**Information provided**
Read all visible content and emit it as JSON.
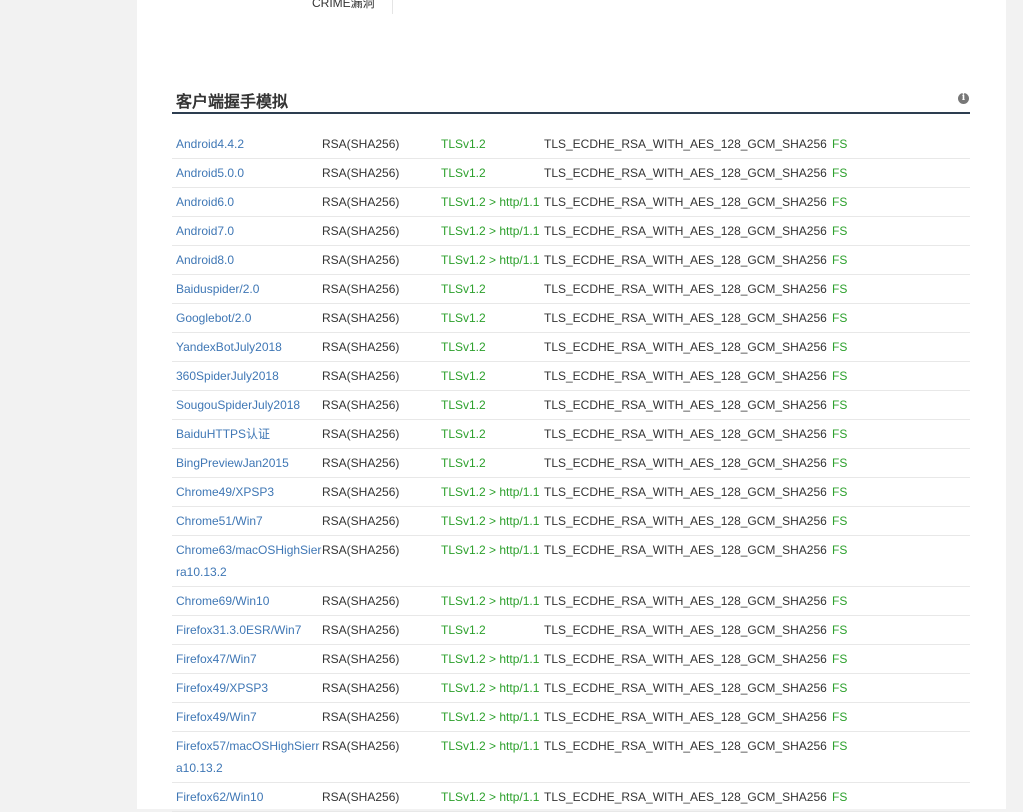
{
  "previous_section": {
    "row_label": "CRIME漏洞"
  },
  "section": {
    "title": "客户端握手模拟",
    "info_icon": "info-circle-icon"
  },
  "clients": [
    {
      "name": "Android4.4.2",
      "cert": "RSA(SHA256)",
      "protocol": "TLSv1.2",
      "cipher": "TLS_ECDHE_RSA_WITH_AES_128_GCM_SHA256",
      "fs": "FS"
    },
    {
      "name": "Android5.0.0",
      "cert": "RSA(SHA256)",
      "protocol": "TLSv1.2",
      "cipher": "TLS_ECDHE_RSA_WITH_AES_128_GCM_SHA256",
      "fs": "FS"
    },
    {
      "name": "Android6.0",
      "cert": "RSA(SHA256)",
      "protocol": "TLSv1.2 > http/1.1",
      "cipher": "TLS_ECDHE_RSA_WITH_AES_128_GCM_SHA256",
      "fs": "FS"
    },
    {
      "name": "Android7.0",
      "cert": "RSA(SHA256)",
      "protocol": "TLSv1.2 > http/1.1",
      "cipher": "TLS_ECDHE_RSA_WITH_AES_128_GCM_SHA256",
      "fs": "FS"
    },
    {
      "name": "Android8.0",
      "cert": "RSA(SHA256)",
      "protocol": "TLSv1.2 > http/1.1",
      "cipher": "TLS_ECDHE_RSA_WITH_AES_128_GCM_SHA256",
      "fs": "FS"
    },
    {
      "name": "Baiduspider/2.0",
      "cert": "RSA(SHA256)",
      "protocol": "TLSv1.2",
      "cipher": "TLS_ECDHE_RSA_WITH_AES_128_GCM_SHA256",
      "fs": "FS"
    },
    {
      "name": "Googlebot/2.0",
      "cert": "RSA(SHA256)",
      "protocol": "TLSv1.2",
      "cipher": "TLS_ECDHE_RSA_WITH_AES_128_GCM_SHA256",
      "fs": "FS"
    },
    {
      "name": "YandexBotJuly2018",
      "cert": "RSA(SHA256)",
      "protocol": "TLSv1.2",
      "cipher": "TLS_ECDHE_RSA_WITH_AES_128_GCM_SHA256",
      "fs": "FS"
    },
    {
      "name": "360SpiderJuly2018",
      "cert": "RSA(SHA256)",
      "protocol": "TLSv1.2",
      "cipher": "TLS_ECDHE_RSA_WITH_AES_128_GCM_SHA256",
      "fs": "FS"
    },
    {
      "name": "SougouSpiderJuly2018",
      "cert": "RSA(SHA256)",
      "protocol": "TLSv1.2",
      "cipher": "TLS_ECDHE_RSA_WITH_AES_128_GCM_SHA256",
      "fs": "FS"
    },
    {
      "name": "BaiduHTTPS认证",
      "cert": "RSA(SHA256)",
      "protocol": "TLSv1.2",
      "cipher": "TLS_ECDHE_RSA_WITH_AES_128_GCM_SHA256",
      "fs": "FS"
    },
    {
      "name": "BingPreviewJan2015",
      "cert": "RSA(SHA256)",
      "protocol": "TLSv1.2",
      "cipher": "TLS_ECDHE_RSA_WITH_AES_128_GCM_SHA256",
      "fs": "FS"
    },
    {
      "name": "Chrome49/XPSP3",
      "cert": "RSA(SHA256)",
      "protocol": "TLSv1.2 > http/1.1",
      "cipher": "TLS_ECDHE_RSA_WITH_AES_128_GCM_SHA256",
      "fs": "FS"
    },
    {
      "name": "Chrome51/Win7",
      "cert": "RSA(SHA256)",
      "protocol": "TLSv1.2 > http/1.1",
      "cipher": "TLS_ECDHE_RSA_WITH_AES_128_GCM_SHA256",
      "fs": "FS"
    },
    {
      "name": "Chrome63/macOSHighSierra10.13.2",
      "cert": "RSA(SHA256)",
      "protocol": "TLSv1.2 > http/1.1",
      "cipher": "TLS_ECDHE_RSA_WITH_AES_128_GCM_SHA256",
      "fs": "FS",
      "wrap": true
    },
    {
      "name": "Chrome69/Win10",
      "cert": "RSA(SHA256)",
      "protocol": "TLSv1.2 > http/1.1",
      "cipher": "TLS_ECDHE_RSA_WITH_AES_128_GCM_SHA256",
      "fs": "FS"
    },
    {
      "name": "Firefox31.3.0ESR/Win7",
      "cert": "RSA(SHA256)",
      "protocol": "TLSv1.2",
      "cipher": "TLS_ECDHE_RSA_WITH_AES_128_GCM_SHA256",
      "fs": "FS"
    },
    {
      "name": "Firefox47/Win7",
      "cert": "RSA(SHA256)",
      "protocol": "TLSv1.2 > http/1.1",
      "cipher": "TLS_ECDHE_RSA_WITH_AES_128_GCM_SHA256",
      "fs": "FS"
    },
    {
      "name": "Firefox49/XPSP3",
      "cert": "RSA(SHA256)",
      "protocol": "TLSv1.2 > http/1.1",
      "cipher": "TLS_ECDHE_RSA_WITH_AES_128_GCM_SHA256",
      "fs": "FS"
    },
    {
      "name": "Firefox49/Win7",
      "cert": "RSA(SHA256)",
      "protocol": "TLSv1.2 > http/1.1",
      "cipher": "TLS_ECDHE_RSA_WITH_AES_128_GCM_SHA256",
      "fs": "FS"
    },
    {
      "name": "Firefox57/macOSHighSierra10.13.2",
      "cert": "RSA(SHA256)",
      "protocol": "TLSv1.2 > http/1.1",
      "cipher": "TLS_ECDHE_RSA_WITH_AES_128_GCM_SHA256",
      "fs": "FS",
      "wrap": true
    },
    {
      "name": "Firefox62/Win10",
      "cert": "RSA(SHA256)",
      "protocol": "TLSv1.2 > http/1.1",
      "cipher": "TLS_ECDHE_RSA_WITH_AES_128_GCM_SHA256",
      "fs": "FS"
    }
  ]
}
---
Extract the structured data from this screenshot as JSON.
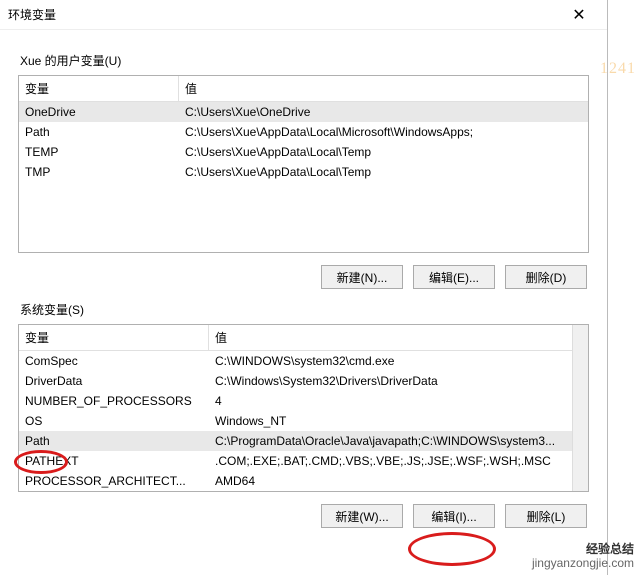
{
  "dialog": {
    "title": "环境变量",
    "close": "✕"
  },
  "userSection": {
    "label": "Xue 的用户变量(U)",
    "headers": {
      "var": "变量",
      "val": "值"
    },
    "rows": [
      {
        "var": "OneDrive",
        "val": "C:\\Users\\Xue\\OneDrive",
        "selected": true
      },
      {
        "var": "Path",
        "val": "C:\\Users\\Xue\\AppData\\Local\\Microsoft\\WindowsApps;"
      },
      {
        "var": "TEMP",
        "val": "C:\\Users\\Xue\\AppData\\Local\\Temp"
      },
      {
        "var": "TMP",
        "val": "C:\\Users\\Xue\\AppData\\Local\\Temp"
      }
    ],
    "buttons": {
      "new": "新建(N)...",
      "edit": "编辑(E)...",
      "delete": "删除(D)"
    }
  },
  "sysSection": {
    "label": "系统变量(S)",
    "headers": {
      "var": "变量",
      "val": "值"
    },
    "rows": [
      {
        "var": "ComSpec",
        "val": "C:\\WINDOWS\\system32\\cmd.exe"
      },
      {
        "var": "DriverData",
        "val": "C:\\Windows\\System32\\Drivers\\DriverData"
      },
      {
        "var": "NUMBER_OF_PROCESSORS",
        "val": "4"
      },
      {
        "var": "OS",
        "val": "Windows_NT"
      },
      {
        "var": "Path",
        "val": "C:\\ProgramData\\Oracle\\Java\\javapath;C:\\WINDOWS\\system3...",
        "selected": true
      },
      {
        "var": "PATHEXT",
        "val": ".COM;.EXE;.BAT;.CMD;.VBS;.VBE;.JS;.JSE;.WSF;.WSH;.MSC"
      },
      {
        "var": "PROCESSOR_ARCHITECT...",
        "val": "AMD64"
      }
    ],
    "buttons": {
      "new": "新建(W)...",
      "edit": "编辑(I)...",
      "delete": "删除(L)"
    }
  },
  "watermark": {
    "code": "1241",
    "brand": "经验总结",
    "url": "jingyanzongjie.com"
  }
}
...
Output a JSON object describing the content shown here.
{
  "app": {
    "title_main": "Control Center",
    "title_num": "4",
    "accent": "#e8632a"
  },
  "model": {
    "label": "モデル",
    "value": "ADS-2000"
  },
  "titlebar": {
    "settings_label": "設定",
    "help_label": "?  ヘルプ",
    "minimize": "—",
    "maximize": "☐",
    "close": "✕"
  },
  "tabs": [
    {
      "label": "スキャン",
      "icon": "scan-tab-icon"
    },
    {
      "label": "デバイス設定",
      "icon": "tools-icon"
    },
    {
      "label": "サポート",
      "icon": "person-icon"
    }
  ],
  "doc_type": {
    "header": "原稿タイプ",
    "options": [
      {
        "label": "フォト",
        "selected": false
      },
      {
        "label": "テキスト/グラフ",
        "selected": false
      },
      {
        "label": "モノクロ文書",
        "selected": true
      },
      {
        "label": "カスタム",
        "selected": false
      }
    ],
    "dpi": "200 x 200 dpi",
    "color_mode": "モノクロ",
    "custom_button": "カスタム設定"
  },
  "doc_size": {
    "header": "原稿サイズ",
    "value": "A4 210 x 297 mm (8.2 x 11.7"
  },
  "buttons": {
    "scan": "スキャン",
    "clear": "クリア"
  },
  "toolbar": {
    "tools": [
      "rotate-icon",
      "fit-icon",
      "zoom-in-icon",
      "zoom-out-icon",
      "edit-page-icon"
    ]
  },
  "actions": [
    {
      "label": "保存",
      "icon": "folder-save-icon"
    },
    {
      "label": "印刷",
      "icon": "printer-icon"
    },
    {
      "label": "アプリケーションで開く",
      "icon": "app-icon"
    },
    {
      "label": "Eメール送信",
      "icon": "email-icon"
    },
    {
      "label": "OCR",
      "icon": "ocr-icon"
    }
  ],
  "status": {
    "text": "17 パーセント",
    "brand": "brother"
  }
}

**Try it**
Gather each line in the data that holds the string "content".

**Finished exercise**
Read all visible content and emit it as JSON.
Output a JSON object describing the content shown here.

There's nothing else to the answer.